In an attempt to put an end to corporate tax competition within the EU, in 2011 the European Commission proposed a common system for calculating the tax base of all businesses operating in the EU. The idea was that a company would have to comply with only one EU system for computing its taxable income, rather than different rules in each member state. In which they operate. Member states would still be able to set their own tax rates, but the EU would have an overview of the tax affairs of all companies operating in their jurisdiction. This would strengthen the hand of the EU in combatting tax avoidance by removing the current mis-matches between national systems. The UK and Ireland raised loud objections to the original proposals for EU tax harmonisation and the plans were dropped.
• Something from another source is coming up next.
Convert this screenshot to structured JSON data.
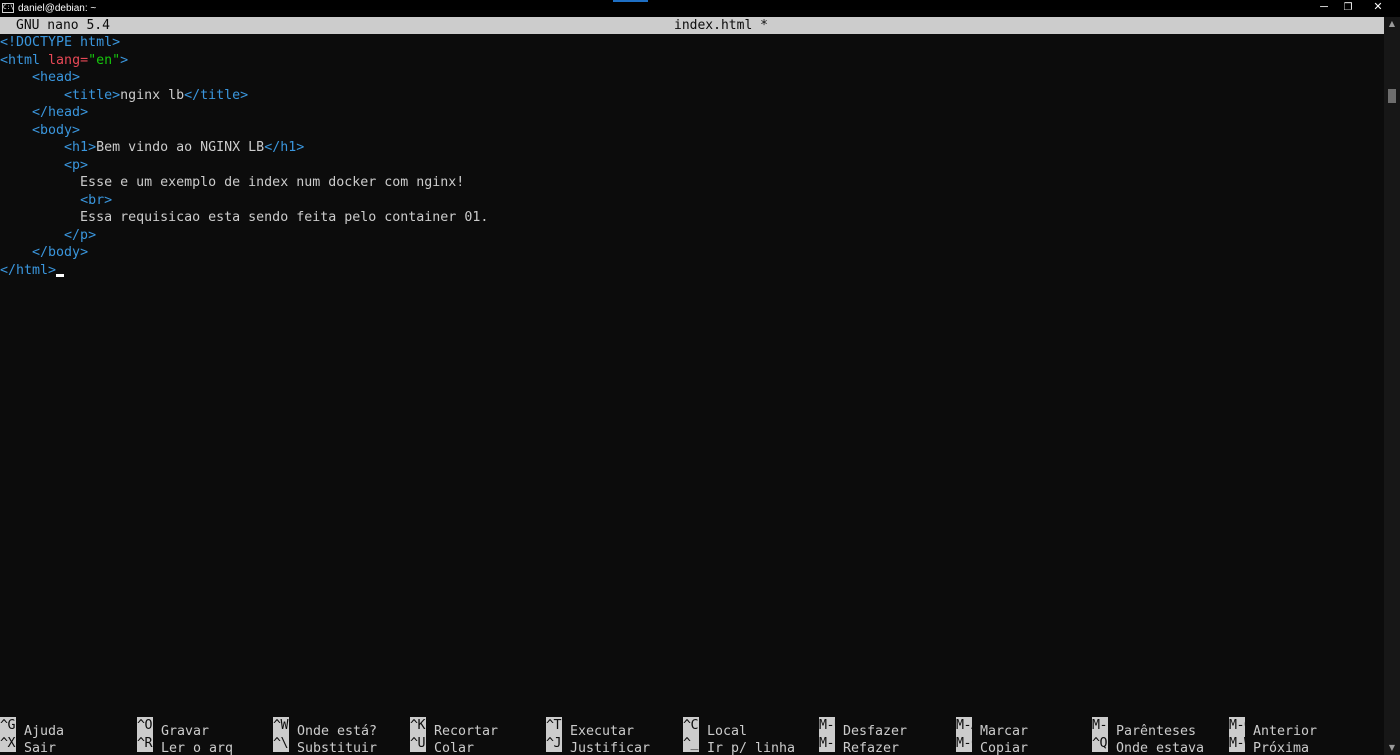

Recently, however, the Common Consolidated Corporate Tax Base (CCCTB) has been revived, but in a more threatening form. Under the new proposals, it would become mandatory, rather than voluntary, for corporations to apply the CCCTB regime. Corporations headquartered in UK and Ireland would appear to be most at risk of bearing a higher overall tax bill. There is no longer any prospect of the UK harmonising its tax code with other EU countries. Currently the UK corporate tax rate is nearly 10 percentage points lower than Germany’s and more than 13 below that in France. These substantial differentials would be even larger if the UK were to adopt a radical tax agenda. How better to confound the pessimists over the UK economic outlook than to create a unique corporate tax environment. At the same time, it would act as a deterrent for businesses already located in the UK to move their operations abroad as a consequence of Brexit.
The UK has already made big cuts to its corporate tax rate, it was 30% in 2008 and has fallen steadily to 20%. The transition to 15% or lower would be a natural extension of existing policy. The additional attractions of UK location are well known: English, the international language of business and education; a large and skilled workforce, a centuries-old justice system, parliamentary democracy and reasonable infrastructure. The UK also has flexible labour laws, a favourable time zone and a rich cultural landscape. Not to mention the inertia that comes with already being host to so many companies.